# AIM OF THE EXERCISE
Could you find every line in the entries below that holds the word "button" and copy it?

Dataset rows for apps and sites
BEGIN
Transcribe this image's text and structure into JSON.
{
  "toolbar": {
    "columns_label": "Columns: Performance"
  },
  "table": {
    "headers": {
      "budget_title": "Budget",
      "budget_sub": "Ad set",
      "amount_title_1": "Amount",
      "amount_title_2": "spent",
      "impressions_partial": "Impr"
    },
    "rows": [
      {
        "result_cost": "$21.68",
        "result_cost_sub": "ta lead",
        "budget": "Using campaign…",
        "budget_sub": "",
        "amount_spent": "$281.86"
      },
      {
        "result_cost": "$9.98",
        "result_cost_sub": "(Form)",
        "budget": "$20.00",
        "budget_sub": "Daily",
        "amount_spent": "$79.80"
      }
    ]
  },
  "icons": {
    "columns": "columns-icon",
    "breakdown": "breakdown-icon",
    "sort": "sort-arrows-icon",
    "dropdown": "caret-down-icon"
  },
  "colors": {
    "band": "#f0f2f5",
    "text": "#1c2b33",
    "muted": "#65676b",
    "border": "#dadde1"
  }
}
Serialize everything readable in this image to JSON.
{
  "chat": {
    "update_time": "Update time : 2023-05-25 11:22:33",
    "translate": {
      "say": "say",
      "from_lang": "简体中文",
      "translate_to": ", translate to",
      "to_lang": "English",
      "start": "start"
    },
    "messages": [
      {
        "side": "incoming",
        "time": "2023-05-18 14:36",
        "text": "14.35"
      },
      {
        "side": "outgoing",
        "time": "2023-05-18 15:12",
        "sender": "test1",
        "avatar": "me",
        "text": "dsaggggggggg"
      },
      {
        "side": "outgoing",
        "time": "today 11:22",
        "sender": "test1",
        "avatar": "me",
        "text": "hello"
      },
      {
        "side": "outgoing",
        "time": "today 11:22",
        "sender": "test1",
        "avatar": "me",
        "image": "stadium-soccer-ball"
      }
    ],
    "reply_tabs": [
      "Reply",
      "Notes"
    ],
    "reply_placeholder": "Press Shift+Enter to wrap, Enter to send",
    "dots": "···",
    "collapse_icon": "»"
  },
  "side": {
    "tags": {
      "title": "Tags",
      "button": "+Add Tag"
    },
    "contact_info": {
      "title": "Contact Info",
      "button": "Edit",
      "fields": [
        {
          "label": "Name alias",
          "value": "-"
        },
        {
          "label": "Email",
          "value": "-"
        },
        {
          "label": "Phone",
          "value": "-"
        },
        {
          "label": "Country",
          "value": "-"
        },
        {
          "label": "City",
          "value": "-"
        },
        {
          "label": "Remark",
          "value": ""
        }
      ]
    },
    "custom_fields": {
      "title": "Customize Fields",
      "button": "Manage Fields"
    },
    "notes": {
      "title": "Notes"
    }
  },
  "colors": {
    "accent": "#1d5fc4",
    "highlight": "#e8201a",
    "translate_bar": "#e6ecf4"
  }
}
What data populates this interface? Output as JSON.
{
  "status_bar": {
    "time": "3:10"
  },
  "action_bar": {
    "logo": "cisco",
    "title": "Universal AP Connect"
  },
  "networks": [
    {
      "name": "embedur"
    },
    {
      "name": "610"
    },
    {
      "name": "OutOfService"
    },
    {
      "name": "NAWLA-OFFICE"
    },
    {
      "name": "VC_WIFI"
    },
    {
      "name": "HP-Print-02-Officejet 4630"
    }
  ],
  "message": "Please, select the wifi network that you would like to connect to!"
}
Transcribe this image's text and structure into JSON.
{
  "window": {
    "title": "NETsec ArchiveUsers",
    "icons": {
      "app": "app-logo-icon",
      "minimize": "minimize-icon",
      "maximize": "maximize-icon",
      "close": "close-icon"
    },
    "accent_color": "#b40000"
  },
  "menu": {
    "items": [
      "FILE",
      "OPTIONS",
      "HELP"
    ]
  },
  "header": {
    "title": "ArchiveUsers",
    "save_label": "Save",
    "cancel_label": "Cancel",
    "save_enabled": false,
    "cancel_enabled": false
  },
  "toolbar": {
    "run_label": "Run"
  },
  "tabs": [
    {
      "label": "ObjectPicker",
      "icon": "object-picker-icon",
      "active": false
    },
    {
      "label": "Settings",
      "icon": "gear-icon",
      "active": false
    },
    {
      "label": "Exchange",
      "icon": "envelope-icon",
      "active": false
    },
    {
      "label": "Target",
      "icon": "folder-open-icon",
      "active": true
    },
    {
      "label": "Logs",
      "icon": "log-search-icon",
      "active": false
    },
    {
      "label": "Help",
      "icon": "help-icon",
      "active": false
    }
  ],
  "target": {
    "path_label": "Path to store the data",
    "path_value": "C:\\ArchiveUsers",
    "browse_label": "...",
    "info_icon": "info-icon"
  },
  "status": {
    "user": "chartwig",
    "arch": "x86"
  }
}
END
# ANSWER BOX
      "button": "+Add Tag"
      "button": "Edit",
      "button": "Manage Fields"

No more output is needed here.